Of all the countries in the world, not many embrace diversity as much as the United States. In fact, it could be argued that our cultural melting pot has played a big role in our country’s success and ascension to the position of global leader. Likewise, today’s workplaces have become increasingly diverse — and many companies employ individuals from a variety of backgrounds. Let’s examine the concept of workplace diversity and the benefits it can have for businesses.
What is Workplace Diversity?
A company with workplace diversity employs individuals from a wide variety of backgrounds who have different characteristics, beliefs and experiences.
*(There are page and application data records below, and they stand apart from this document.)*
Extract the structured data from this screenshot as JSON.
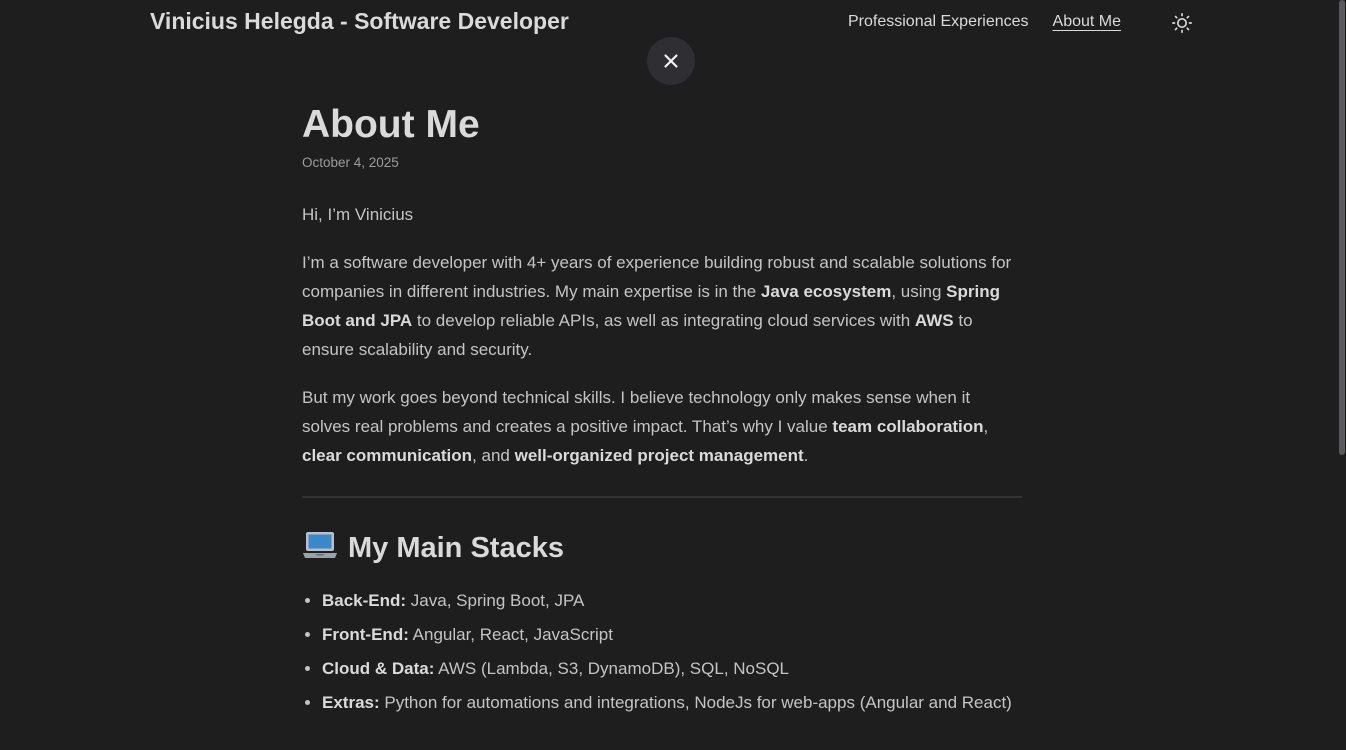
{
  "header": {
    "site_title": "Vinicius Helegda - Software Developer",
    "nav": [
      {
        "label": "Professional Experiences",
        "active": false
      },
      {
        "label": "About Me",
        "active": true
      }
    ],
    "theme_toggle_icon": "sun-icon",
    "close_icon": "close-icon"
  },
  "post": {
    "title": "About Me",
    "date": "October 4, 2025",
    "intro": "Hi, I’m Vinicius",
    "p1": {
      "t1": "I’m a software developer with 4+ years of experience building robust and scalable solutions for companies in different industries. My main expertise is in the ",
      "b1": "Java ecosystem",
      "t2": ", using ",
      "b2": "Spring Boot and JPA",
      "t3": " to develop reliable APIs, as well as integrating cloud services with ",
      "b3": "AWS",
      "t4": " to ensure scalability and security."
    },
    "p2": {
      "t1": "But my work goes beyond technical skills. I believe technology only makes sense when it solves real problems and creates a positive impact. That’s why I value ",
      "b1": "team collaboration",
      "t2": ", ",
      "b2": "clear communication",
      "t3": ", and ",
      "b3": "well-organized project management",
      "t4": "."
    },
    "stacks_heading_icon": "laptop-emoji",
    "stacks_heading": "My Main Stacks",
    "stacks": [
      {
        "label": "Back-End:",
        "value": " Java, Spring Boot, JPA"
      },
      {
        "label": "Front-End:",
        "value": " Angular, React, JavaScript"
      },
      {
        "label": "Cloud & Data:",
        "value": " AWS (Lambda, S3, DynamoDB), SQL, NoSQL"
      },
      {
        "label": "Extras:",
        "value": " Python for automations and integrations, NodeJs for web-apps (Angular and React)"
      }
    ]
  },
  "colors": {
    "background": "#1e1e1e",
    "primary_text": "#dadadb",
    "secondary_text": "#9b9c9d",
    "close_button_bg": "#2e2e33"
  }
}
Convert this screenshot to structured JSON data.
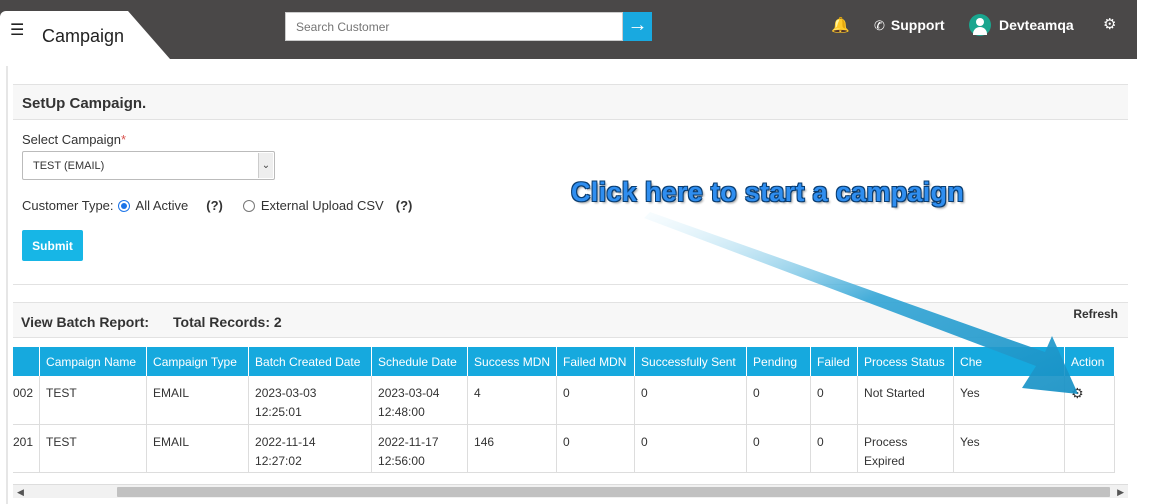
{
  "header": {
    "title": "Campaign",
    "search_placeholder": "Search Customer",
    "support_label": "Support",
    "username": "Devteamqa"
  },
  "setup": {
    "heading": "SetUp Campaign.",
    "select_label": "Select Campaign",
    "required_mark": "*",
    "selected_campaign": "TEST (EMAIL)",
    "customer_type_label": "Customer Type:",
    "option_all_active": "All Active",
    "option_external_csv": "External Upload CSV",
    "help_label": "(?)",
    "selected_customer_type": "All Active",
    "submit_label": "Submit"
  },
  "batch": {
    "heading": "View Batch Report:",
    "total_records": "Total Records: 2",
    "refresh_label": "Refresh",
    "columns": [
      "Campaign Name",
      "Campaign Type",
      "Batch Created Date",
      "Schedule Date",
      "Success MDN",
      "Failed MDN",
      "Successfully Sent",
      "Pending",
      "Failed",
      "Process Status",
      "Che",
      "Action"
    ],
    "rows": [
      {
        "id": "002",
        "name": "TEST",
        "type": "EMAIL",
        "created": "2023-03-03 12:25:01",
        "schedule": "2023-03-04 12:48:00",
        "success_mdn": "4",
        "failed_mdn": "0",
        "sent": "0",
        "pending": "0",
        "failed": "0",
        "status": "Not Started",
        "che": "Yes"
      },
      {
        "id": "201",
        "name": "TEST",
        "type": "EMAIL",
        "created": "2022-11-14 12:27:02",
        "schedule": "2022-11-17 12:56:00",
        "success_mdn": "146",
        "failed_mdn": "0",
        "sent": "0",
        "pending": "0",
        "failed": "0",
        "status": "Process Expired",
        "che": "Yes"
      }
    ]
  },
  "annotation": {
    "text": "Click here to start a campaign"
  },
  "colors": {
    "topbar": "#4a4848",
    "accent": "#16a9de",
    "submit": "#17b6e6",
    "required": "#d9534f"
  },
  "icons": [
    "menu-icon",
    "arrow-right-icon",
    "bell-icon",
    "phone-icon",
    "user-avatar-icon",
    "gear-icon",
    "settings-action-icon"
  ]
}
Some elements that account for workplace diversity include race, gender, religion, sexual orientation, age, thinking style, educational background, etc. Companies with a diverse workplace are usually open to a plethora of ideas in order to further their business and better meet the needs of consumers.
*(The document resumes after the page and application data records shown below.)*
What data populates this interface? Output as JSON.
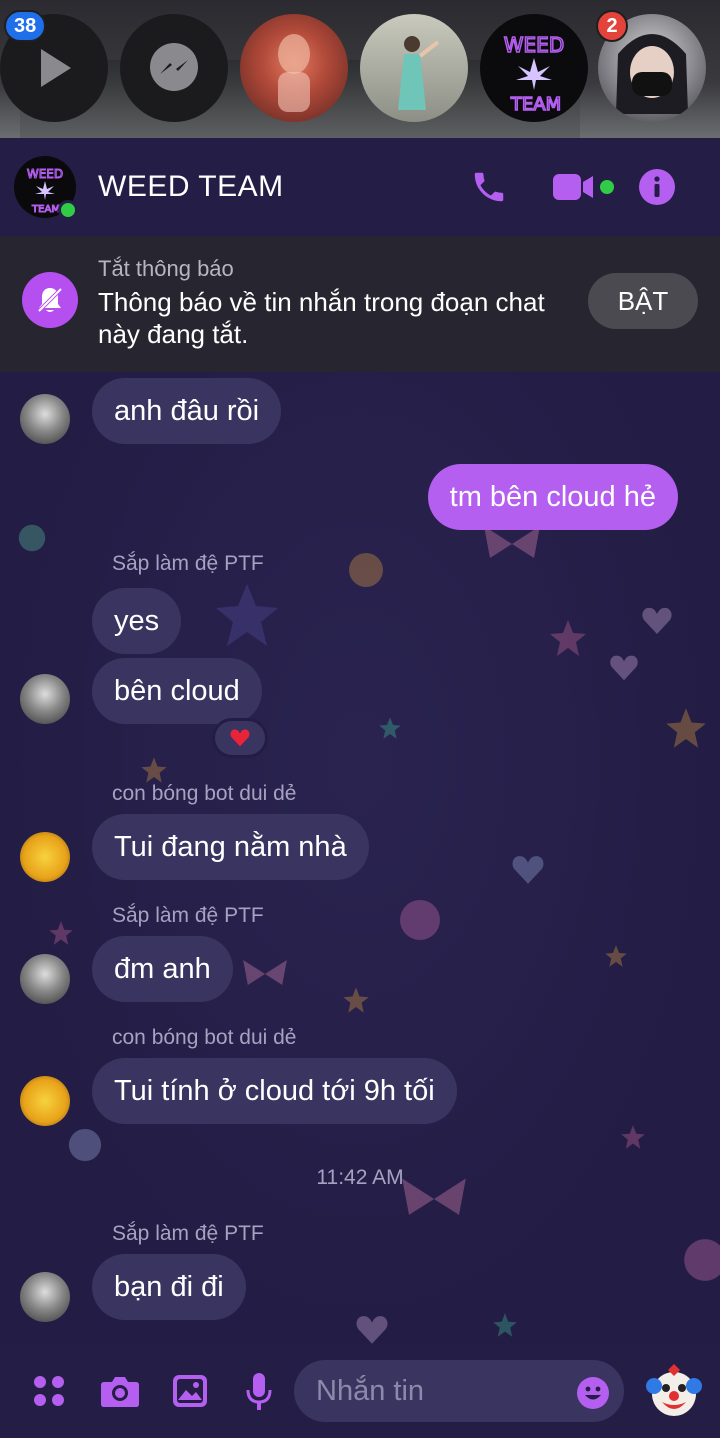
{
  "bubble_heads": {
    "badge_left": "38",
    "badge_right": "2"
  },
  "header": {
    "title": "WEED TEAM",
    "group_logo_text": "WEED TEAM"
  },
  "muted_banner": {
    "title": "Tắt thông báo",
    "text": "Thông báo về tin nhắn trong đoạn chat này đang tắt.",
    "button_label": "BẬT"
  },
  "messages": [
    {
      "sender": "",
      "text": "anh đâu rồi",
      "direction": "in"
    },
    {
      "sender": "",
      "text": "tm bên cloud hẻ",
      "direction": "out"
    },
    {
      "sender": "Sắp làm đệ PTF",
      "text": "yes",
      "direction": "in"
    },
    {
      "sender": "",
      "text": "bên cloud",
      "direction": "in",
      "reaction": "❤️"
    },
    {
      "sender": "con bóng bot dui dẻ",
      "text": "Tui đang nằm nhà",
      "direction": "in"
    },
    {
      "sender": "Sắp làm đệ PTF",
      "text": "đm anh",
      "direction": "in"
    },
    {
      "sender": "con bóng bot dui dẻ",
      "text": "Tui tính ở cloud tới 9h tối",
      "direction": "in"
    },
    {
      "sender": "Sắp làm đệ PTF",
      "text": "bạn đi đi",
      "direction": "in"
    }
  ],
  "timestamp": "11:42 AM",
  "composer": {
    "placeholder": "Nhắn tin"
  },
  "colors": {
    "accent": "#b45ff0",
    "background": "#231d45",
    "incoming_bubble": "#3a3460",
    "online": "#31cc46"
  },
  "icons": [
    "play-icon",
    "messenger-icon",
    "phone-icon",
    "video-icon",
    "info-icon",
    "bell-off-icon",
    "apps-icon",
    "camera-icon",
    "gallery-icon",
    "microphone-icon",
    "emoji-icon",
    "clown-emoji-icon"
  ]
}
The Importance of a Diverse Workplace
There are numerous benefits that stem from diversifying staff members within a company. Perhaps the biggest involves the level of creativity and innovation that often arises when there are multiple viewpoints. In fact, a study from Forbes found “of the 321 companies with more than $500 million in revenue surveyed, 85 percent agreed or strongly agreed that diversity is key to driving innovation in the workplace.”
Another advantage is that it often makes it possible for businesses to appeal to a broader demographic. When there are employees from different backgrounds, this tends to make a company more relatable. In turn, it’s easier to attract more customers and thus increase market share.
It can also help a company acquire high-level talent. By having a willingness to hire many types of individuals, the talent pool grows and can present businesses with opportunities that others lacking workplace diversity may miss out on.
In addition, workplace diversity usually helps a business become more adaptable. By having employees of different ethnicities, cultures, religions, etc., it can better meet the needs of a broad range of consumers and be more competitive. As the world becomes more and more globalized, this can be beneficial to long-term sustainability.
Federal Laws on Diversity
There are several federal laws in place that address the issue of discrimination and promote diversity within the workplace. Some primary laws include:
- Title VII of the Civil Rights Act of 1964, which prohibits employers from discriminating against employees due to race, gender, age and religion
- The Age Discrimination Employment Act of 1967, which prohibits employers from discriminating against employees 40 years of age or older
- The Equal Pay Act, which was designed to prevent pay gaps between men and women
- The Americans with Disability Act, which prohibits employers from discriminating against individuals with disabilities
Understanding and abiding by these laws is crucial for employers because failure to do so is an open invitation to lawsuits.
The bottom line is that workplace diversity offers many benefits and is a priority in many of today’s top companies. Staying open to employing individuals from a variety of backgrounds can be the catalyst for positive change and can propel your business into the 21st century.